Last week, a Massachusetts state court ruled against Exxon Mobil Corp. in a climate change lawsuit brought against the company by the Massachusetts Attorney General. 

The suit alleges that Exxon violated the Massachusetts Consumer Protection Act by misleading investors and consumers about the company's business practices, its failure to disclose climate change risks and its products' impacts on climate change, and its greenwashing campaigns. 

In the ruling, which denied Exxon's anti-SLAPP motion to dismiss the case, the court disagreed with Exxon's arguments that the claims at the center of the lawsuit constituted protected speech. In finding the statements were not protected, the court emphasized that "climate change indisputably is a topic that has attracted government attention." 

This is abundantly true following the recent slew of interest into Exxon and other companies' statements and practices related to climate change. Most recently, this past April, New York City sued Exxon, BP Plc, and Royal Dutch Shell, alleging that the companies are similarly deceiving consumers by claiming their products are "cleaner" or "emissions reducing" and failing to disclose their products' risks associated with climate change. 

Reacting to the decision, Massachusetts Attorney General Maura Healy said, "Today’s rulings represent a significant step forward for my office’s work to hold Exxon accountable for lying to Massachusetts consumers about the climate harms of using its fossil fuel products and to Massachusetts investors about the negative impact of climate change on the value of its business.
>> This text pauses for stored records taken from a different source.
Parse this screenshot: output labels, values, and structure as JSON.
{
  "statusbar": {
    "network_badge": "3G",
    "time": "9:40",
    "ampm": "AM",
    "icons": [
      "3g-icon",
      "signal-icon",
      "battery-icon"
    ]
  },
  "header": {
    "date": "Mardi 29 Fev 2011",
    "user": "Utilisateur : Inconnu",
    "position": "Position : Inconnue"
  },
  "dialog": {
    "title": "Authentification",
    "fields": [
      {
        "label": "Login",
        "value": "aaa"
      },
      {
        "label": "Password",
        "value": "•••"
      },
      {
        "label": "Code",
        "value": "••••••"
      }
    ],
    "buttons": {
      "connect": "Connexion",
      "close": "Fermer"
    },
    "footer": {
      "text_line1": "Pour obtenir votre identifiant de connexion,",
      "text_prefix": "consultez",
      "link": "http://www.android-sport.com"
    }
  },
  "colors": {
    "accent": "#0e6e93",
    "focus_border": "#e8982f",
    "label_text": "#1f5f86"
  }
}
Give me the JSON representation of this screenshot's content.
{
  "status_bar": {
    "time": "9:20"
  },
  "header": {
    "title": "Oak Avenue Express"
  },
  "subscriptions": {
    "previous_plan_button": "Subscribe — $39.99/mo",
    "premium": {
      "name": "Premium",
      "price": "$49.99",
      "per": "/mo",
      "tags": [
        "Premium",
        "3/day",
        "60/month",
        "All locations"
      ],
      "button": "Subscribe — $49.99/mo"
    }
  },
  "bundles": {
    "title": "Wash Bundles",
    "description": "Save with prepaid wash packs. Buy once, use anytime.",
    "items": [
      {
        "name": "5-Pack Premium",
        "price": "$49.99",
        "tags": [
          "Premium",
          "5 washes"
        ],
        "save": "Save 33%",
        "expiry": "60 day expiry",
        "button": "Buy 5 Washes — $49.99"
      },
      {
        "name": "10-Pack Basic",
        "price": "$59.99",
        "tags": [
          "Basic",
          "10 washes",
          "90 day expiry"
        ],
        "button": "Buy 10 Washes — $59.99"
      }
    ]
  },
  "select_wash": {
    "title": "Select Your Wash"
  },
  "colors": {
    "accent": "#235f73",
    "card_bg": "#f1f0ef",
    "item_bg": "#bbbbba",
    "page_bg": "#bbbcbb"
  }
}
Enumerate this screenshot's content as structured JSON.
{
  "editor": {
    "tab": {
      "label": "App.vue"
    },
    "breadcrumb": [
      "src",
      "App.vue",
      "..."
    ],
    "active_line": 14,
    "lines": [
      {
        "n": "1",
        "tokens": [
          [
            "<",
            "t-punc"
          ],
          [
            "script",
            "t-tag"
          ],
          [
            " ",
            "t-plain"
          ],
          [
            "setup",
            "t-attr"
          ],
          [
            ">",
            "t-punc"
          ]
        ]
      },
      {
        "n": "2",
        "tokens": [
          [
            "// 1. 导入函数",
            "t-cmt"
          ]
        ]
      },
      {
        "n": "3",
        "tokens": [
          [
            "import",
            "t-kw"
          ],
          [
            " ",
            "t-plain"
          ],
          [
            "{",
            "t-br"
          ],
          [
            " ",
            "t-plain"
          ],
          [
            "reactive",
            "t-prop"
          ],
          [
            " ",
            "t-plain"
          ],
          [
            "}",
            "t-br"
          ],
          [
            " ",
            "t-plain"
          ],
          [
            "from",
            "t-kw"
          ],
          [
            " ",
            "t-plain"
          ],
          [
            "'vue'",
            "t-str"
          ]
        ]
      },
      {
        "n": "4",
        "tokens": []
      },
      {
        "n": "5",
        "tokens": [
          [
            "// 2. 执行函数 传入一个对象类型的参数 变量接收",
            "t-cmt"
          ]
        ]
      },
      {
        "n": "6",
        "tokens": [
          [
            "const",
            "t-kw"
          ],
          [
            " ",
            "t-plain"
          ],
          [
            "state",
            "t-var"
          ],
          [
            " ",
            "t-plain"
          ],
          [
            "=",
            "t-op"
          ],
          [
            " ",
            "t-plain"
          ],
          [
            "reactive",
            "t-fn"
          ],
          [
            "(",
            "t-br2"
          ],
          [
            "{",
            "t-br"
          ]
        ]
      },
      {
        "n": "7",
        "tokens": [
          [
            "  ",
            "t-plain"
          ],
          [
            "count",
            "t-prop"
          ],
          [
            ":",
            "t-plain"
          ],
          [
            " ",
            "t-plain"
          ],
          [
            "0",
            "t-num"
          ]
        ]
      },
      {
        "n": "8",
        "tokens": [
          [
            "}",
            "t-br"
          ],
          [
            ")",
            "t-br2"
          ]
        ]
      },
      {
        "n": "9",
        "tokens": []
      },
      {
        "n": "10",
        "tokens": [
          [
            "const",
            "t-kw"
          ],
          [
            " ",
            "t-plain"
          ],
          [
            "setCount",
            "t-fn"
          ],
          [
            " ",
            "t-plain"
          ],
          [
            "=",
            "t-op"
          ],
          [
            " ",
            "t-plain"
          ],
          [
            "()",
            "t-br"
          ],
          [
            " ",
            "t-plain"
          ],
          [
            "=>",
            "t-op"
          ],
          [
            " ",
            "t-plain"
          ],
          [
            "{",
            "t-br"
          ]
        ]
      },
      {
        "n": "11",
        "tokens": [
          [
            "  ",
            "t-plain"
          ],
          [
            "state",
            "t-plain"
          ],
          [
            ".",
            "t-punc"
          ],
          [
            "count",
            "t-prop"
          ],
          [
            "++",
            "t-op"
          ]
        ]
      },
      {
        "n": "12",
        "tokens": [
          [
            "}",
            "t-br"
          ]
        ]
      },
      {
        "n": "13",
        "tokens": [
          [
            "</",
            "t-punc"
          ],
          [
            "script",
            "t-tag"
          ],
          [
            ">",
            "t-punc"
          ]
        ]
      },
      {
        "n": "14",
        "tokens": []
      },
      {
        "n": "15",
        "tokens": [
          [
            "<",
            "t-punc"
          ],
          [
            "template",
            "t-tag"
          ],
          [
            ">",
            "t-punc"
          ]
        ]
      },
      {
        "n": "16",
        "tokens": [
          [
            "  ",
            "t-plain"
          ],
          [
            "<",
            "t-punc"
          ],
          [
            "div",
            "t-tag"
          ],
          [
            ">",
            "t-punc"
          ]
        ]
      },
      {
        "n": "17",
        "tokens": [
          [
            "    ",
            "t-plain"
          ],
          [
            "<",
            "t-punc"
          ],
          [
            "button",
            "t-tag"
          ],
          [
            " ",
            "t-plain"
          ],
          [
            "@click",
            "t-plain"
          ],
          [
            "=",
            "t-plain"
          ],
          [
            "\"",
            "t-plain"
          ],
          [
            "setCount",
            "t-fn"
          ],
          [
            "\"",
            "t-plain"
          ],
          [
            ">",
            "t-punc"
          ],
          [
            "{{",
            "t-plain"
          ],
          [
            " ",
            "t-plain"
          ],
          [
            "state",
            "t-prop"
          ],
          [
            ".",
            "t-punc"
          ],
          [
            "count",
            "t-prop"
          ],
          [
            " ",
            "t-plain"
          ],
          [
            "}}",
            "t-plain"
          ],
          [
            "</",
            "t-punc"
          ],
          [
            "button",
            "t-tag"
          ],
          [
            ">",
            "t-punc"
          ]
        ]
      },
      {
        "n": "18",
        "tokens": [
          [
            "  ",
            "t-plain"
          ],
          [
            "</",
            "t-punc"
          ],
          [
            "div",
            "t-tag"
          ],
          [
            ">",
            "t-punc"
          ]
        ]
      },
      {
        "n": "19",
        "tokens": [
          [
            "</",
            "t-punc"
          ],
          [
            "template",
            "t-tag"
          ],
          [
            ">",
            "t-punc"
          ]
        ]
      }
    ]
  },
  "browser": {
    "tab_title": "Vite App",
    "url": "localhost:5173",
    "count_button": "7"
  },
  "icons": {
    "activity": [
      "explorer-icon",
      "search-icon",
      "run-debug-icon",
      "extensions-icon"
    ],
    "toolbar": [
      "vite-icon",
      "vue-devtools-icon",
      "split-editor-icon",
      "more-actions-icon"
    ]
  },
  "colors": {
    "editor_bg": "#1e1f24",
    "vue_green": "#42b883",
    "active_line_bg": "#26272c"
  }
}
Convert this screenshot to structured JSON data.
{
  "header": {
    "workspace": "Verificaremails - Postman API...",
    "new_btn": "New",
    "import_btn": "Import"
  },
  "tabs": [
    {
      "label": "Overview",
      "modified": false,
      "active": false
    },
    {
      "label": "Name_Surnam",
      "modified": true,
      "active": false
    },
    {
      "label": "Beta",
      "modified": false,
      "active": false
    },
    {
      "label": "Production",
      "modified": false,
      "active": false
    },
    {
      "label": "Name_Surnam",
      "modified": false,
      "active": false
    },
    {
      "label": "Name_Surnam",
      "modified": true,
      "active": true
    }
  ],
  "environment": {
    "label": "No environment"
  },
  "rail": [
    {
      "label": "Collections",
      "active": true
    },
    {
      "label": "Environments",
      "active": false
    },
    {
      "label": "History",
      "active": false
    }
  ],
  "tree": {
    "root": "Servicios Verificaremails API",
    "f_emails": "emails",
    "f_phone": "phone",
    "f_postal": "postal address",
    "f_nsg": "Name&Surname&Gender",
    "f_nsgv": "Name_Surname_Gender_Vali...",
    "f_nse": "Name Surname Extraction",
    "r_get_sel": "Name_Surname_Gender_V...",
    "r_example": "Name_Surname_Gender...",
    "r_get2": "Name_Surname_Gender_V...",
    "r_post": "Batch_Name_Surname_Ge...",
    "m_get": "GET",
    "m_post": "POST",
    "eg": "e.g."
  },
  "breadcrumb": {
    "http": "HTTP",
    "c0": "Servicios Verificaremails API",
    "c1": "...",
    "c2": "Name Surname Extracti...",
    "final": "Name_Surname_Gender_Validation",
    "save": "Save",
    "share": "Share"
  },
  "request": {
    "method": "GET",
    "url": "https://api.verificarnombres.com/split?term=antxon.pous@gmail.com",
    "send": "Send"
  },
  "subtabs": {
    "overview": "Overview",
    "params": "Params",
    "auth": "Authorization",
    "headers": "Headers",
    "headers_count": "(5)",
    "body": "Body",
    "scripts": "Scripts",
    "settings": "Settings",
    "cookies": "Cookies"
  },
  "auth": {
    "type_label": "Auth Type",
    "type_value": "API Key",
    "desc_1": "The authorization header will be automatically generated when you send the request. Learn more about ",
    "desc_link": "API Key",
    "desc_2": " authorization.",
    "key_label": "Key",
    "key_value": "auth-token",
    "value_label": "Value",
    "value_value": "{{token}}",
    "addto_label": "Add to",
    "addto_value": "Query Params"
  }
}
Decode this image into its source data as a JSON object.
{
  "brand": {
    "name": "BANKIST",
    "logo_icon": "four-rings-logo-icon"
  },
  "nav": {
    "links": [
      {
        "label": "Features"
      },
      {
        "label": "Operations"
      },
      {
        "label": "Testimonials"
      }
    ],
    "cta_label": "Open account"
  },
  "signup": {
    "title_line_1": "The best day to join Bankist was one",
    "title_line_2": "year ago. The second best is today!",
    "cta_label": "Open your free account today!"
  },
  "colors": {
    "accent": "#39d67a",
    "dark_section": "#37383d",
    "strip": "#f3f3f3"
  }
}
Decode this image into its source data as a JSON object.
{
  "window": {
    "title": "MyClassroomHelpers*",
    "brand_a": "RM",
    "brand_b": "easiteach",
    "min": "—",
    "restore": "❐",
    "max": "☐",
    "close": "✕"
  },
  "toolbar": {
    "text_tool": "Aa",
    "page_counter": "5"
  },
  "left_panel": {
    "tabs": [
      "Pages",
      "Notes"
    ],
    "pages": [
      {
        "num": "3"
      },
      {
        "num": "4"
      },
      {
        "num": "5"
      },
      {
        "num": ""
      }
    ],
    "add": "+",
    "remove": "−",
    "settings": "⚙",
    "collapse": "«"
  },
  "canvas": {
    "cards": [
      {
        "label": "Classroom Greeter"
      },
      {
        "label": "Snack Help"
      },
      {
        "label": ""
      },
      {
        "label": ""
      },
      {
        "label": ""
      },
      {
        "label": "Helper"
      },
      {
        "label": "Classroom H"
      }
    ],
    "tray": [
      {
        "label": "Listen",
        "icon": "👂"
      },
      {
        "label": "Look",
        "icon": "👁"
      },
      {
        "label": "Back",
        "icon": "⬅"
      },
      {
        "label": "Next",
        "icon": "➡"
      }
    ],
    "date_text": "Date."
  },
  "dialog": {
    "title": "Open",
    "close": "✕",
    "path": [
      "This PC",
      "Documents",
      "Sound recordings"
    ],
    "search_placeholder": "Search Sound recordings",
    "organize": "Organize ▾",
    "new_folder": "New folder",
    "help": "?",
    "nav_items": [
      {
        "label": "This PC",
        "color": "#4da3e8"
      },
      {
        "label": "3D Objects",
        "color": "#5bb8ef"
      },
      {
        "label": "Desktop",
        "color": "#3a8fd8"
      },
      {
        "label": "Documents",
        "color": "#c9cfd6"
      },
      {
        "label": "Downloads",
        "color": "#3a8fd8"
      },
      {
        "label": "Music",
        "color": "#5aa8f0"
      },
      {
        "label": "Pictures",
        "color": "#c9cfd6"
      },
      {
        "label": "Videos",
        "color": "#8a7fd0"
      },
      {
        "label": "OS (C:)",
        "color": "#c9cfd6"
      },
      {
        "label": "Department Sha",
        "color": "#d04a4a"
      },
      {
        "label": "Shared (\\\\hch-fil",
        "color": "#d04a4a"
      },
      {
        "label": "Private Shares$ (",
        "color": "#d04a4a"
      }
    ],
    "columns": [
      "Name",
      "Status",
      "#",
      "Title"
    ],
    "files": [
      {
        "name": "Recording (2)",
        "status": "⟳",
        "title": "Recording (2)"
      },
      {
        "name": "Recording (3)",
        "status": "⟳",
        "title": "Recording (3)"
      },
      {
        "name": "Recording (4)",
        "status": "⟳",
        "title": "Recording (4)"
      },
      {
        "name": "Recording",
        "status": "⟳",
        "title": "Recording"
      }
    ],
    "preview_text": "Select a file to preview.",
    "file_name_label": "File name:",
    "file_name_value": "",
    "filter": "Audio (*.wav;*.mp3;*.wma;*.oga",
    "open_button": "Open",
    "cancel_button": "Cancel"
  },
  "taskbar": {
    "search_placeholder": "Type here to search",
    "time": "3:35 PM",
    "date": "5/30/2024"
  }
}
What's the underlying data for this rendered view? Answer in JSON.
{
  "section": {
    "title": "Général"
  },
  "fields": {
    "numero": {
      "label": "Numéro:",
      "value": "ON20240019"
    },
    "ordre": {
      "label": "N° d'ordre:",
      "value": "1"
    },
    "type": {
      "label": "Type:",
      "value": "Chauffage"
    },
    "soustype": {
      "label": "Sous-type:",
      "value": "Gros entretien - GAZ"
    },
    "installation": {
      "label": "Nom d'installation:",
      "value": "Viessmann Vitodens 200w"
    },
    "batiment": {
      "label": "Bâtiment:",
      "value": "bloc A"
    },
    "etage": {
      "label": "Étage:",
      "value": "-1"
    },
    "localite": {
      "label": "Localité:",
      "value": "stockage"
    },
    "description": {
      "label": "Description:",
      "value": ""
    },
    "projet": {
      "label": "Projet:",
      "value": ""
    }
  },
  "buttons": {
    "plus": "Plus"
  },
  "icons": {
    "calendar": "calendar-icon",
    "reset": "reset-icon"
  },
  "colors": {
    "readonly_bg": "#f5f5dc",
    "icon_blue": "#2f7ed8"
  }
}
To this day, Exxon is continuing to promote its fossil fuel products to consumers as good for the environment and misleading investors that demand for fossil fuels will remain strong for the foreseeable future."